As for video, you can record up to [email protected] from both the front and rear cameras, with 60fps available if you drop to 1080p, at which point you’ll also get the benefit of electronic stabilisation.
Battery and charging
A 4500mAh battery keeps the Zero 8 ticking along, and I’ve found that even with the 90Hz refresh rate locked on, the phone usually lasts two full days before needing to be plugged in.
That is of course with some slightly warped lockdown usage, where I’m on Wi-Fi almost all day and barely travelling at all. Even so, I’m confident that the Zero 8 would comfortably last a full day with more typical usage, which is really all you can ask for.

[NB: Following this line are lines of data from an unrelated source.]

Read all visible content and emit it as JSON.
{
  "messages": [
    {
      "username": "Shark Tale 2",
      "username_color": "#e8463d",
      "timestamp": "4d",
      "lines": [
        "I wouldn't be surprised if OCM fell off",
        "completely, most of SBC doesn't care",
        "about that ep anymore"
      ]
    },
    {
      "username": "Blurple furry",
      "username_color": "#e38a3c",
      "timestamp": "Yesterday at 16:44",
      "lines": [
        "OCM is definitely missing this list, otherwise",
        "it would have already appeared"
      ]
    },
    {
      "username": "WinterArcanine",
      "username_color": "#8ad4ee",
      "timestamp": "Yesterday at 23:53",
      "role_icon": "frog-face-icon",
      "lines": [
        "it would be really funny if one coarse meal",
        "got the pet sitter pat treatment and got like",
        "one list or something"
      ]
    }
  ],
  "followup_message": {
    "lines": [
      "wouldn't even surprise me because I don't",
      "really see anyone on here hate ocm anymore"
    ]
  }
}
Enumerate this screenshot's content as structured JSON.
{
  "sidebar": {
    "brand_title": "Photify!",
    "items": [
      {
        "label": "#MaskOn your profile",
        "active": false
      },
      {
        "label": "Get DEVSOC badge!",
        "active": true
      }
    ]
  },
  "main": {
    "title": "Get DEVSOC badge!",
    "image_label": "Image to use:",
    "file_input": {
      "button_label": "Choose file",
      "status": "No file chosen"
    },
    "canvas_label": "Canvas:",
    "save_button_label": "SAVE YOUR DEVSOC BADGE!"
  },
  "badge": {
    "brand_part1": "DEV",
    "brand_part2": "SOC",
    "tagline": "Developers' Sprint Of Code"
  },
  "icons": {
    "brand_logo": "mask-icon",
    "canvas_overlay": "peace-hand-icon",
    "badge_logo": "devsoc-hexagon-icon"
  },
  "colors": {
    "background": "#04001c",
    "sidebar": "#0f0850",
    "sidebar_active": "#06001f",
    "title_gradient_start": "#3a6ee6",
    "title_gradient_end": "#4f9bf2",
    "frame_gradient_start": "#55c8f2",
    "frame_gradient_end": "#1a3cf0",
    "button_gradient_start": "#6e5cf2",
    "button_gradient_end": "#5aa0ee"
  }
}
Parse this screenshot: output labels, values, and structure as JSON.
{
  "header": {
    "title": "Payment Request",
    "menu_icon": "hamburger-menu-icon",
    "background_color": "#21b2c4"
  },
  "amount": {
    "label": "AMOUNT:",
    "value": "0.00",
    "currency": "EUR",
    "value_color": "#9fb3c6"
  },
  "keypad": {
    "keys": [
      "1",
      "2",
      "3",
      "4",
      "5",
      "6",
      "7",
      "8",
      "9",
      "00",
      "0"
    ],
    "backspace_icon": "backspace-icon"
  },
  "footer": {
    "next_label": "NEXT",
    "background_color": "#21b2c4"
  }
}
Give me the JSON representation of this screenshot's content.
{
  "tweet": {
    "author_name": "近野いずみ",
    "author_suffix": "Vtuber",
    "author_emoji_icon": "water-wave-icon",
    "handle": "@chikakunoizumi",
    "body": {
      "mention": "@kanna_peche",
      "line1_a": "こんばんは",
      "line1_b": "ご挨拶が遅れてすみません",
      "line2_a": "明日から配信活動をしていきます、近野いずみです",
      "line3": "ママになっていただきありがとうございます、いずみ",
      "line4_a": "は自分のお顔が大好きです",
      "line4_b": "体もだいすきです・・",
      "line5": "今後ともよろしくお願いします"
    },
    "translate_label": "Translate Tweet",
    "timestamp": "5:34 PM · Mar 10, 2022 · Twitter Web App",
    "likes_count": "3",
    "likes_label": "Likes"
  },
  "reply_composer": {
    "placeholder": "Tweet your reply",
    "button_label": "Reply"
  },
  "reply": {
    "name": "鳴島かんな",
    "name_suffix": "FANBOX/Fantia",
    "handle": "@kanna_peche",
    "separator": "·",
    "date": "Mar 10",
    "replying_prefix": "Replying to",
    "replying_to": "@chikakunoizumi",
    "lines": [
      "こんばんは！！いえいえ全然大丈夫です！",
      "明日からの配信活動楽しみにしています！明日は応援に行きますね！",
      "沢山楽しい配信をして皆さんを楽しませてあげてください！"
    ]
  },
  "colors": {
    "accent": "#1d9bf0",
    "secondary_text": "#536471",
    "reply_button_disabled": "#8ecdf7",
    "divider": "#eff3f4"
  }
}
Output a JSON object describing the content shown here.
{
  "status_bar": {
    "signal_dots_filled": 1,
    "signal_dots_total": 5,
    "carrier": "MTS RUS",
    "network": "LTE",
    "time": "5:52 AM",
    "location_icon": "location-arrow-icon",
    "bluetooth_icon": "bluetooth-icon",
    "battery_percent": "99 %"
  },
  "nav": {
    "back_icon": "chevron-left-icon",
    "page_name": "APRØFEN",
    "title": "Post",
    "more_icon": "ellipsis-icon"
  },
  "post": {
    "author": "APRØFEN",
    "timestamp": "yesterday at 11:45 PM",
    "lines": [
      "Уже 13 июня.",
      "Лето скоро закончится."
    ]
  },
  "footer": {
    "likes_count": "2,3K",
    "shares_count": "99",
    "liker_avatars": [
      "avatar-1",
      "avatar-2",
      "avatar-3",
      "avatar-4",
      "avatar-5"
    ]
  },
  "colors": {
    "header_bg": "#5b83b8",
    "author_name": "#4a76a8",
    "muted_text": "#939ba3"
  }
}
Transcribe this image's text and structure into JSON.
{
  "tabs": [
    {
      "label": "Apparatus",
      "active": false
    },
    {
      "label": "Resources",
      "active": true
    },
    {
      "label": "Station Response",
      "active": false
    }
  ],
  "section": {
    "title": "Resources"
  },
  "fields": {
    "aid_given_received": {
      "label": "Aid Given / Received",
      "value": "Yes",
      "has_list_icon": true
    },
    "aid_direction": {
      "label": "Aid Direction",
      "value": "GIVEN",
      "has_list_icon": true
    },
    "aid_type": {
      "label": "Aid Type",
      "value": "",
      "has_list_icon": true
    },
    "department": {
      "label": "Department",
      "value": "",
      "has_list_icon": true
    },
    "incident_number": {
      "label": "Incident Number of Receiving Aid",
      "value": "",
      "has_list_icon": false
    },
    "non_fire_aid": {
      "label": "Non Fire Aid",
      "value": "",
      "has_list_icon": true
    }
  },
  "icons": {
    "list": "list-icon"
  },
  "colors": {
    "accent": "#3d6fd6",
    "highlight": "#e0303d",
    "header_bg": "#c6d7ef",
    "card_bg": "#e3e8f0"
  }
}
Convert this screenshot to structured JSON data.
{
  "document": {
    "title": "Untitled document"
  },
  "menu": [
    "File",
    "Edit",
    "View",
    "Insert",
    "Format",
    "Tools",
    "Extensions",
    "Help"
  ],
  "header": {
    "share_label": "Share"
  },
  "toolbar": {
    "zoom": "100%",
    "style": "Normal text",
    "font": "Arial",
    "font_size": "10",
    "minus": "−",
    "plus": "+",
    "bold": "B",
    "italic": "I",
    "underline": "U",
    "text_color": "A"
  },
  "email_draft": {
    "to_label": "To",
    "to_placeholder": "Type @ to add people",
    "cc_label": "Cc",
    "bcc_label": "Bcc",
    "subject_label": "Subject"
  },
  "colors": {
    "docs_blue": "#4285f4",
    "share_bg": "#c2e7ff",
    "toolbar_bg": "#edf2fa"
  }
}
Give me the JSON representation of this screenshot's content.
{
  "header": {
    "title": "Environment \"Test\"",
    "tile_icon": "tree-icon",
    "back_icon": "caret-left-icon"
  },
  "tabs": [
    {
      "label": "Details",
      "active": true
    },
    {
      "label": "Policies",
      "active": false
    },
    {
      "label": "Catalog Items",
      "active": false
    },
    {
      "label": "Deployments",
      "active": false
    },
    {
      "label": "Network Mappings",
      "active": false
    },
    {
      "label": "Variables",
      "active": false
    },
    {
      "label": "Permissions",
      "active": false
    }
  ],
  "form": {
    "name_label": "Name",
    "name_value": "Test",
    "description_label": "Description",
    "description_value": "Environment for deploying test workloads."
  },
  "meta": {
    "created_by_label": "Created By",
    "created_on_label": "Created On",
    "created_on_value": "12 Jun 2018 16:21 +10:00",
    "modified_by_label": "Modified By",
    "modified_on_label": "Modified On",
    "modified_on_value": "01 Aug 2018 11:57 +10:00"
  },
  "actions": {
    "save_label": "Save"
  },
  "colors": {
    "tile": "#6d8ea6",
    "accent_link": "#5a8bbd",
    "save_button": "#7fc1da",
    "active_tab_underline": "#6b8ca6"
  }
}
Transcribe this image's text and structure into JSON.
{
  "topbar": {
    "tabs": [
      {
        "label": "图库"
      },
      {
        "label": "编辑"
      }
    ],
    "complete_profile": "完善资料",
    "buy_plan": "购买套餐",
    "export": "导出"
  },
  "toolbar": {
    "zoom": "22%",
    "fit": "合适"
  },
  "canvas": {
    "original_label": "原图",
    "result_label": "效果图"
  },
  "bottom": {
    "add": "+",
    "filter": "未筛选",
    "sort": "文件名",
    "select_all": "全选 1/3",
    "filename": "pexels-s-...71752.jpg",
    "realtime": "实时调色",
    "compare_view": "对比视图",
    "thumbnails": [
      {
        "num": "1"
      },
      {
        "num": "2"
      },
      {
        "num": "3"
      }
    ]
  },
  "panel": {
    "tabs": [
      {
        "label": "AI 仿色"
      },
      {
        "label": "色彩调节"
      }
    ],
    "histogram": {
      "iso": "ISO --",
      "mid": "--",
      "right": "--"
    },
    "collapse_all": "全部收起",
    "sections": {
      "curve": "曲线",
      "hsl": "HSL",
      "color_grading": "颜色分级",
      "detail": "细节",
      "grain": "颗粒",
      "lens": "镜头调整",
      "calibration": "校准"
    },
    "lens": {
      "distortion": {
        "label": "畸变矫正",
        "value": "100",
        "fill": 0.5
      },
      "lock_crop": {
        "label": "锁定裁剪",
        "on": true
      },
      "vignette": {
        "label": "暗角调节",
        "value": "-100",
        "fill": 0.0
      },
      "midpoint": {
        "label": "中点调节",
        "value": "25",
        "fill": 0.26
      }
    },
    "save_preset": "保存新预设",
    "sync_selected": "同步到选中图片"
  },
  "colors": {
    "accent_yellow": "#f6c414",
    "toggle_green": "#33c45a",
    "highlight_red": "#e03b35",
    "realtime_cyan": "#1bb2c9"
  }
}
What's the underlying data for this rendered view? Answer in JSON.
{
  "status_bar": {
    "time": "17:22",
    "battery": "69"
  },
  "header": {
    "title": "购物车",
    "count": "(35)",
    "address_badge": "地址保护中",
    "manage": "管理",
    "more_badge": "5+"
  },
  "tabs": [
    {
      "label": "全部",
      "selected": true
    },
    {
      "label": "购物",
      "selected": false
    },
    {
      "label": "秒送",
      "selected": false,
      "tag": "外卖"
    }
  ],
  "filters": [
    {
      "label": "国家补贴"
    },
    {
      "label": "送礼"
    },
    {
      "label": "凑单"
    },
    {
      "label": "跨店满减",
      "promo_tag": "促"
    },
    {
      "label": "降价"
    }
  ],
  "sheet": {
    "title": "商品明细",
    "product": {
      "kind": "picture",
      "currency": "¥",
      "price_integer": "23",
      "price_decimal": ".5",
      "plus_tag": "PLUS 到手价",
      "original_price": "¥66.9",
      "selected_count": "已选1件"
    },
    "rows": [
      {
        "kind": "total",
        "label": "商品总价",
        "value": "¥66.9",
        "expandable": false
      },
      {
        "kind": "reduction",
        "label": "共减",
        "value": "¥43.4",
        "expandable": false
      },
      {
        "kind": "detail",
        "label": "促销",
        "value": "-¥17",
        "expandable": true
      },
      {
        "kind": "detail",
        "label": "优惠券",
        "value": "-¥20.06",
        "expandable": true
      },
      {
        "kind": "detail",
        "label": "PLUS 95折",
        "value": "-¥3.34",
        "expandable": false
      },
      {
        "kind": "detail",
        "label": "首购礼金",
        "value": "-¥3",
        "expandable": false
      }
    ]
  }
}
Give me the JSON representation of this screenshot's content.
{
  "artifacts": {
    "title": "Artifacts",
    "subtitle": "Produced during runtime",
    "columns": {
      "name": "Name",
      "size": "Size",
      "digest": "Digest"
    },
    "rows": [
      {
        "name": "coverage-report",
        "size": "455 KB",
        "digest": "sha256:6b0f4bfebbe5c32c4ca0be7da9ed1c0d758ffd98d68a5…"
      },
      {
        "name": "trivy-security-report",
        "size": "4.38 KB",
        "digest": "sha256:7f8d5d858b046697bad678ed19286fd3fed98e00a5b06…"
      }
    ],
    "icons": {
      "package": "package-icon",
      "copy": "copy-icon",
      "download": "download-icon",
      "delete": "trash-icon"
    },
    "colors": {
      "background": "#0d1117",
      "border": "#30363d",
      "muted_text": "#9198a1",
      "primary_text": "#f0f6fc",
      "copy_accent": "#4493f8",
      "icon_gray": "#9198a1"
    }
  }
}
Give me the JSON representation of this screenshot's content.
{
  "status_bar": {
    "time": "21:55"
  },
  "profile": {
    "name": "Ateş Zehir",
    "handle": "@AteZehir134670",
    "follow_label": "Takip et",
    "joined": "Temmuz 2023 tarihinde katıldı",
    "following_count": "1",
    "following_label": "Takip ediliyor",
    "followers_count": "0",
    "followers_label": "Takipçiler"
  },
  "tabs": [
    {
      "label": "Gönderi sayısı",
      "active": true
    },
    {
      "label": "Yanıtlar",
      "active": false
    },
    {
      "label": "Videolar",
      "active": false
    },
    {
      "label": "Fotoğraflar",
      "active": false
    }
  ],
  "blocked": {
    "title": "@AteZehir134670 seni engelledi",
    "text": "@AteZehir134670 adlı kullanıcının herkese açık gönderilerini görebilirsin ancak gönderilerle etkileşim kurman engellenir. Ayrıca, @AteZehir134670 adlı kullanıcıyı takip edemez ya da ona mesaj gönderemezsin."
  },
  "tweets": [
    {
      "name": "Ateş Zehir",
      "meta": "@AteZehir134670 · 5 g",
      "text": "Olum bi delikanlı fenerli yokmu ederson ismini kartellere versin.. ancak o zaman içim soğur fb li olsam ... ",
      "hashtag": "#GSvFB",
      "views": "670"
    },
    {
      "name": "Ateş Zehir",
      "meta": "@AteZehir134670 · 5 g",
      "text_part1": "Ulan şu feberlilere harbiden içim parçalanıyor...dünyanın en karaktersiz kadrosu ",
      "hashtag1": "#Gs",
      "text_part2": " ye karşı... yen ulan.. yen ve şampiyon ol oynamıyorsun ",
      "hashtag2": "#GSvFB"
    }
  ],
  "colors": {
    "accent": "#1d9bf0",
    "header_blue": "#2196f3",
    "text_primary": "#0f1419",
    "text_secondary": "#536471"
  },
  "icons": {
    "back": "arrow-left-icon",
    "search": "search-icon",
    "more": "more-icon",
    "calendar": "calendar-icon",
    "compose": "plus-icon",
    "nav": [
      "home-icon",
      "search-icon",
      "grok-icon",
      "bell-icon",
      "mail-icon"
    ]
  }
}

There’s no wireless charging, but 33W wired charging over USB-C is fast for the price – it topped the phone up to 73% in half an hour, from empty, which is one of the fastest charging speeds we’ve seen in any comparable budget phone.
If the specs so far make the Infinix Zero 8 sound like a solid option, then I’m afraid it’s the software that lets the phone down.
Not to put too fine a point on it, but this is the worst Android software experience I can remember having.
The Zero 8 runs Android 10, with Infinix’s XOS 7.0 on top. XOS isn’t too objectionable when it comes to functionality; it’s a little ugly, with an aesthetic similar to Oppo’s over-designed ColorOS, but it’s clear enough to navigate and manage device settings.
So what’s the problem?
Ads. Ads ads ads ads ads. As far as the eye can see. Infinix has not only packed the Zero 8 with bloatware apps – most of which can be uninstalled, but my god it would take you a while – but it takes every opportunity it can to advertise more apps you don’t want.
Ad notifications are a frequent occurrence, and cleverly split across multiple apps – so even if you tell the phone not to show notifications from one offender, there are several more that will keep spewing them forth. Even the app drawer has a row of ‘Instant App’ games right at the top before you get to your own software.
Much has been made recently of Apple and Samsung’s tendency to advertise new devices and services to users across devices they’ve paid for, but this is several degrees worse. As best as I can tell it’s also impossible to turn off entirely.
If you’ve paid money to own a device, you shouldn’t be forced to wade through adverts to use it – it’s that simple. This isn’t good enough.
Price and availability
As I’ve already said, the Infinix Zero 8 isn’t officially available in the UK, US, or most of Europe, but it’s easy enough to find online, with pricing around £200 or €225.
For the specs that seems like a steal, which makes more sense once you factor in the ad-laden software, which is no doubt subsidising the cost of the hardware.
There are loads of great budget phones available around this price; the Poco X3 NFC and Realme 7 are our current favourites. They’ll offer similar hardware, perhaps with some compromises, but the overall software experience is so superior that I’d always recommend them over the Zero 8.
Solid hardware is let down by seriously frustrating software in the Infinix Zero 8. Performance, battery life, and charging are all strong, and even the camera is respectable for the price – so at first, the poor secondary lenses and bulky design feel like the only real drawbacks.
However, none of that really matters when you factor in the bloated, ad-packed operating system. It makes the Zero 8 a constant frustration to use, and is alone reason enough to steer well clear.
Infinix Zero 8: Specs
XOS 7, Android 10
6.85in FHD+ 90Hz LCD screen (1080×2460)
MediaTek Helio G90T
64Mp, f/1.9 main camera
8Mp, f/2.3 ultrawide
2Mp depth sensor x2
48Mp, f/2.2 front camera
8Mp, f/2.2 front ultrawide
Side-mounted fingerprint sensor
Dual SIM card
MicroSD up to 2TB
3.5mm headphone jack
Wi-Fi 802.11 a/b/g/n/ac
168.7 x 76.1 x 9.1mm